November 18, 2008

Russia’s Defence Minister Anatoly Serdyukov said on Tuesday he was concerned by what he called Georgia’s efforts to boost its military potential, adding this could have bigger consequences than August’s conflict.

“The Georgian side’s efforts to increase the military potential is causing concern and I think those initiatives could have bigger consequences than what we saw in August,” he told a news conference in Ankara. He did not elaborate.

In a five-day war in August, Russian troops launched a massive counter-attack and took control of large swathes of Georgian territory after Tbilisi had tried to retake its rebel South Ossetia region by force earlier in the month.

(Reporting by Zerin and Elci and Ibon Villelabeitia for Reuters)

Poland, Czech Republic Ask U.S. To Keep Missile Defense Plans; Telling France, Sarkozy, Medvedev to “Bugger Off”

November 17, 2008

Poland and the Czech Republic hope that the new U.S. administration does not change its plans for a missile shield in Central Europe, the Euronews television channel reported on Saturday.

“We are not waiting for, even on political grounds, any kind of revolution. But of course, a new president looks at everything in a new way,” Polish Foreign Minister Radoslaw Sikorski said on Saturday.

“We know the position of the newly elected president – he told me himself that he wants to be sure that thing works,” the Polish foreign minister added in comments broadcast on Euronews.

From: RIA Novosti

Under President George Bush, Washington has worked hard to reach agreements with Warsaw and Prague on the deployment of 10 interceptor missiles in Poland and a radar station in the Czech Republic.

The U.S. has insisted that the missile shield is intended to protect against attacks from “rogue states” such as Iran. Russia has protested strenuously against the system as a threat to its national security.

French President Nicolas Sarkozy, left, speaks with President ... 
French President Nicolas Sarkozy, left, speaks with President of the Russian Federation Dmitry Medvedev during the EU-Russia summit, in Nice, southern France, Friday, Nov. 14, 2008.  They agreed with each other but leaders in Poland, the Czech Republic and the U.S. said “bugger off.”(AP Photo/Lionel Cironneau)

U.S. President-elect Barack Obama, who takes office in January, has been noncommittal on missile defense.
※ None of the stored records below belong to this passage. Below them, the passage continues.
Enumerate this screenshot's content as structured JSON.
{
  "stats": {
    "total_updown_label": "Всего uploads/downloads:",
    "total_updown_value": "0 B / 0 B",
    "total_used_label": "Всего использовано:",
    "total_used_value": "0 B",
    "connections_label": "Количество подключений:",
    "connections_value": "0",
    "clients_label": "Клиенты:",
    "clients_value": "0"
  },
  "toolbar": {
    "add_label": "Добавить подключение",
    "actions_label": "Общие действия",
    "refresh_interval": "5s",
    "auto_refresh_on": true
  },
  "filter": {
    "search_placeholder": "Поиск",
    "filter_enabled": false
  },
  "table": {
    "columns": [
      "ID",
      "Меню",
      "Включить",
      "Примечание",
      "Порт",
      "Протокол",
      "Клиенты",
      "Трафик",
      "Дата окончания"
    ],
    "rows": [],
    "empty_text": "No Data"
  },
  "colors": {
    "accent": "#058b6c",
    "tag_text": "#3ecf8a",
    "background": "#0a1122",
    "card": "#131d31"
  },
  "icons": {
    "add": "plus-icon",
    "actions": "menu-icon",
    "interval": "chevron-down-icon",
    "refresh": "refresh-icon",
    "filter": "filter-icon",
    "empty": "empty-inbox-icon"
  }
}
After his election victory, a senior foreign policy adviser, Denis McDonough, said he would only continue with the project if its effectiveness was proven.

Euronews also reported that the leaders of Poland and the Czech Republic had been surprised by the declaration of French President Nicolas Sarkozy on Friday that the missile defense system would not improve Europe’s security.

“We should not talk about deployment of a missile shield, which would do nothing to bring security,” Sarkozy said at a news conference with President Dmitry Medvedev after the EU-Russia summit in the French resort city of Nice.

Czech Deputy Prime Minister Alexandr Vondra said in a statement to reporters he “was surprised” by Sarkozy’s remarks.

“As far as the French presidency’s mandate for the EU-Russia summit is concerned, it contains no mention of the anti-missile shield,” he said.

France holds the six-month rotating presidency of the European Union.

An Iranian surface-to-surface missile lifts off from a launch ... 
An Iranian surface-to-surface missile lifts off from a launch platform during a test firing at an undisclosed location in the Iranian desert in this image released to Fars News by the military November 12, 2008.  Iran says these missiles can now reach Israel and into Europe.REUTERS/FARS NEWS